Meanwhile I had a batch of buttered and salted pumpkin seeds going in the toaster oven, so that when it came time to serve I could drop a few seeds onto the soup along with a dollop of sour cream. Though I had intended the pumpkin seeds as a garnish, Gregg liked the added flavor and textures enough to help himself to additional soup-topping pumpkin seeds and cream throughout the meal.
We’ll definitely make this one again—maybe next time before Thanksgiving.
For more Wild Food Girl entries on acorns, please see Zen and the Art of Acorn Processing, which describes a method for acorn processing in detail.
Wait, why did your currant jam get taken? That’s a 4 oz jar? I’m soooo upset!
Girl, you are such a trooper. As always, I admire your honesty, and spirit of adventure. And I’m also very glad that I pestered you into making an acorn recipe 🙂 Much appreciated.

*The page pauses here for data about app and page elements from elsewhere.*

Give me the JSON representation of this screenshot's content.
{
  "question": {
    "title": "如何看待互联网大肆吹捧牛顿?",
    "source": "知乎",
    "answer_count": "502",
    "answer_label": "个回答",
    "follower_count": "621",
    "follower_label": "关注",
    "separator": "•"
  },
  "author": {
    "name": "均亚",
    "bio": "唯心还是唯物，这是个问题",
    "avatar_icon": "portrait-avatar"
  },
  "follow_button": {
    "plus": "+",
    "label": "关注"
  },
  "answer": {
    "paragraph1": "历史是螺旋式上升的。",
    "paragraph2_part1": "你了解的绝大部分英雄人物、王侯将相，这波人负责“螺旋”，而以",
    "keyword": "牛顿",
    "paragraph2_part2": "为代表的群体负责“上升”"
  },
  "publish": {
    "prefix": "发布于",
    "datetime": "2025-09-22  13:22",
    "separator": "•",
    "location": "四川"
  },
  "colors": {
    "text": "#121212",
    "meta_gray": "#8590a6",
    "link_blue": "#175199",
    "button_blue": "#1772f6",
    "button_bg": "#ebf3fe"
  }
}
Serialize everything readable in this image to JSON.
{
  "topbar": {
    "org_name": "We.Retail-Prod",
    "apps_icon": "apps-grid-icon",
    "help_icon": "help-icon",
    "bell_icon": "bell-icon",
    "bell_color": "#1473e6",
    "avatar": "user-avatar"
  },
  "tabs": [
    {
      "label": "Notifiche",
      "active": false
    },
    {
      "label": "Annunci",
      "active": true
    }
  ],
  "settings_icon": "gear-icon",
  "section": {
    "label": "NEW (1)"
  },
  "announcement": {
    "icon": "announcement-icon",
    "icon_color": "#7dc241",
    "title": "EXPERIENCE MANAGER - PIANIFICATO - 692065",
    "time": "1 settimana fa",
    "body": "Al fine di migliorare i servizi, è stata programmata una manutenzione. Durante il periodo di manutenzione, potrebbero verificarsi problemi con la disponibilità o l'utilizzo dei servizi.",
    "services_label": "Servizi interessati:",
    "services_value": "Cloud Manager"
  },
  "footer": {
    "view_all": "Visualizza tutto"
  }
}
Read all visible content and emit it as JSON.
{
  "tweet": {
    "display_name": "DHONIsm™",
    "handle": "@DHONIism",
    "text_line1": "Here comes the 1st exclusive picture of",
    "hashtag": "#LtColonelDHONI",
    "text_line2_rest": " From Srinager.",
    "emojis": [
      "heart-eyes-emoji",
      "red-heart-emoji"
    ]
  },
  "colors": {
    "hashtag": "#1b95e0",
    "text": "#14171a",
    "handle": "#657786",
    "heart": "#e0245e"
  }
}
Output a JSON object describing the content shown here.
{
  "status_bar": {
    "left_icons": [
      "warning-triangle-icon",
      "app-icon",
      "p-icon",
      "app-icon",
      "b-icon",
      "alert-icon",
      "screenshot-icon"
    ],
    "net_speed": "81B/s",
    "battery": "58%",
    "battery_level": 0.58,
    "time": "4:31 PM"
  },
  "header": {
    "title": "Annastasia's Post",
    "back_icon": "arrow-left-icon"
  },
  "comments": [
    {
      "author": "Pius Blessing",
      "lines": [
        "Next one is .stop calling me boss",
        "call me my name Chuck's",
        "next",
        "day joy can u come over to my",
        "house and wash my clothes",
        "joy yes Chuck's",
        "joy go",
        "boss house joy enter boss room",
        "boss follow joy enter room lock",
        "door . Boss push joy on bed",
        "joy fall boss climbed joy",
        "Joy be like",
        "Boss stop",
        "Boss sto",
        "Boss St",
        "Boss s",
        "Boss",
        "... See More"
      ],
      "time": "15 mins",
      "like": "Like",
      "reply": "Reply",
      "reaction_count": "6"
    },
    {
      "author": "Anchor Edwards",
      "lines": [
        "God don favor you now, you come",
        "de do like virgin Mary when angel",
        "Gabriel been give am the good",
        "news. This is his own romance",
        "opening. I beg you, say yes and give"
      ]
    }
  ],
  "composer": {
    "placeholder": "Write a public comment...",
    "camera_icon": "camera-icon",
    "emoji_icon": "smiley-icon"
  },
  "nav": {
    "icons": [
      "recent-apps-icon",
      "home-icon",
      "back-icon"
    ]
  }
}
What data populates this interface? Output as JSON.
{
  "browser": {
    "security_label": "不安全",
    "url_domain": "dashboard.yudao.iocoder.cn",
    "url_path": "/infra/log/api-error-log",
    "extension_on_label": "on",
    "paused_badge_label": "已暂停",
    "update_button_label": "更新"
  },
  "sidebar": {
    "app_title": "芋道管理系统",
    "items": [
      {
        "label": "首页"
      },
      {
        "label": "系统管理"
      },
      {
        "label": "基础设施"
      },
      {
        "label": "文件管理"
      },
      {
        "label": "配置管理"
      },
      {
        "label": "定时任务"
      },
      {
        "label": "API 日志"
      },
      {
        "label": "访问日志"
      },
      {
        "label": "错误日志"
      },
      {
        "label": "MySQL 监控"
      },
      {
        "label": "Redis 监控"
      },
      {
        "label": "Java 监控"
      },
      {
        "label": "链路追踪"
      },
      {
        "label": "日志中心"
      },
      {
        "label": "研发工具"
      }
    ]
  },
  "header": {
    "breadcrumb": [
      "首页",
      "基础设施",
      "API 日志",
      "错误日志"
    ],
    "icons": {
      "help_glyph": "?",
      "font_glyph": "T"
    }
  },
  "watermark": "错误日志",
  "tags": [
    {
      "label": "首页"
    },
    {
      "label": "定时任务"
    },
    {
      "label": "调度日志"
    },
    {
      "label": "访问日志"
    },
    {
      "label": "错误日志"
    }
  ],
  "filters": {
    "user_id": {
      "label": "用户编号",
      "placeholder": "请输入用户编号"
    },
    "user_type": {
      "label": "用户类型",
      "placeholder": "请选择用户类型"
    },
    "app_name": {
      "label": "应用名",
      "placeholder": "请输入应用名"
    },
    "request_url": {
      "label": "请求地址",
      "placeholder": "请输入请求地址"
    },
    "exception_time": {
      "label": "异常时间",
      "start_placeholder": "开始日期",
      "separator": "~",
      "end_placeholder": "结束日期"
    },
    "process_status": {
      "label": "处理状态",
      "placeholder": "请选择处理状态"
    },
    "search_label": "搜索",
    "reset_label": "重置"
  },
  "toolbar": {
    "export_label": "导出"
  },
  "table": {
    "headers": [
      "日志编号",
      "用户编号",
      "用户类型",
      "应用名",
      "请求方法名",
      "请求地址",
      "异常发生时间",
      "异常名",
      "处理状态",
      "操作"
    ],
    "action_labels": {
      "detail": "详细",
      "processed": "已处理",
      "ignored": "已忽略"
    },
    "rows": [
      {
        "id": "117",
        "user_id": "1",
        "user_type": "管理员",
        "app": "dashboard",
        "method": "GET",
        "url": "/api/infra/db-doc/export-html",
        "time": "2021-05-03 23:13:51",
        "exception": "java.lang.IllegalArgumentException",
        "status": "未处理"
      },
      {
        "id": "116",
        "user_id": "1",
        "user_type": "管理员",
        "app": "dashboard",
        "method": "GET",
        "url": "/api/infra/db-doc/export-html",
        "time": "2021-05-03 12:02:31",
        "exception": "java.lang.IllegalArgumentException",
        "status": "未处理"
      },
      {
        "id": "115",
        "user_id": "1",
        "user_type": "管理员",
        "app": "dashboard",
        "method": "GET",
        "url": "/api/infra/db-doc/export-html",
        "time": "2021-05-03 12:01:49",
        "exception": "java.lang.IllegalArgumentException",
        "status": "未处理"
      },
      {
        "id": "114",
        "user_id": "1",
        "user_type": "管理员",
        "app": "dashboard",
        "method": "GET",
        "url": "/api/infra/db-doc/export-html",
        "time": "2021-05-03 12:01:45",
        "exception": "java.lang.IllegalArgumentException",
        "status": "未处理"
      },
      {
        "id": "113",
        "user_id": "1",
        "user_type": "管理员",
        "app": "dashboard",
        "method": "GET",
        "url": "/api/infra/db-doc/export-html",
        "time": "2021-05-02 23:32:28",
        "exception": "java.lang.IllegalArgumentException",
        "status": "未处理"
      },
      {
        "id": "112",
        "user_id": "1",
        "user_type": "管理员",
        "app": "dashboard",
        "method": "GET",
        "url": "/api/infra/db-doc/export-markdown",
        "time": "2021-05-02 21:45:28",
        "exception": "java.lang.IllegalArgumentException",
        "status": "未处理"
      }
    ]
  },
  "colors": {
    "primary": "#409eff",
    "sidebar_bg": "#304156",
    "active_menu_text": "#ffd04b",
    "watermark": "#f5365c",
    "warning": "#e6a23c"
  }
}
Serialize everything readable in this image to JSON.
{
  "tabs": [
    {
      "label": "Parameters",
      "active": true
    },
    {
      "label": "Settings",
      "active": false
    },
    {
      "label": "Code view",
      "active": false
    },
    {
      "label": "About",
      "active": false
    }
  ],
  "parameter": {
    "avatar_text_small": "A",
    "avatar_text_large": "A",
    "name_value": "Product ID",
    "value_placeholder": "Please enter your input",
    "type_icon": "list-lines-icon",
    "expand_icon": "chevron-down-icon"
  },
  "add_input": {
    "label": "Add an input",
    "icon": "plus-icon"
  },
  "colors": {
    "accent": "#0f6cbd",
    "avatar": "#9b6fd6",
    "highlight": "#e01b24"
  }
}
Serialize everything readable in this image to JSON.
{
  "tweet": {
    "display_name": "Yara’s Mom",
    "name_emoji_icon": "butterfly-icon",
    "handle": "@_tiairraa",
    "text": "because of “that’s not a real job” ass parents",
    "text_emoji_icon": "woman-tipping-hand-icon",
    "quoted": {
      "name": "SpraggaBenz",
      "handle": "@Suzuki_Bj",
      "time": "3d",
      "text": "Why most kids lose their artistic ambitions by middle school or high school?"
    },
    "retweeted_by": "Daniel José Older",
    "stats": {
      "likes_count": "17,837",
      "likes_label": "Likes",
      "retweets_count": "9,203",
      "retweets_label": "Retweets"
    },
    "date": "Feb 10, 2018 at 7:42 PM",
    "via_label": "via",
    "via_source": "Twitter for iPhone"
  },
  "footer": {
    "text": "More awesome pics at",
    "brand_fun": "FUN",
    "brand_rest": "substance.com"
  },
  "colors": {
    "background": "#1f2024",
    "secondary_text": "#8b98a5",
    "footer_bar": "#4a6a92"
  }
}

It looks absolutely delicious!
Wild Food Girl says
Yes, those are 4 oz jars, and THANK YOU for being upset about it. I certainly was. Oh well. Good thing I have 2 8oz jars left, if the canning worked right, that is:) Thanks for the kind words as always, Butter.
Yep, it’s obvious that those currants are just explosives in disguise! LOL My kitchen’s a mess, and I’m just not enthused with the idea of baking at the moment. I’m afraid November might be long gone before I get around to coming up with an edible acorn something-or-other.
Oh, yes WFG, you may pass my e-mail addy on to Butter 🙂
Food for Hunters says
Very entertaining read! Have always wanted to try making acorn flour… are there only certain varieties you can use? Anyway, if you have the time, feel free to come stop by our blog too! http://www.foodforhunters.com
Wild Food Girl says
@Food for Hunters: Thanks for commenting. You can use any acorns, but acorns from red oaks generally require more leaching. For more details on that process, see my entry, “Zen & the Art of Acorn Processing” (linked at the end of the post above) or the definitive chapter in Samuel Thayer’s 2010 book, Nature’s Garden. Cool website:)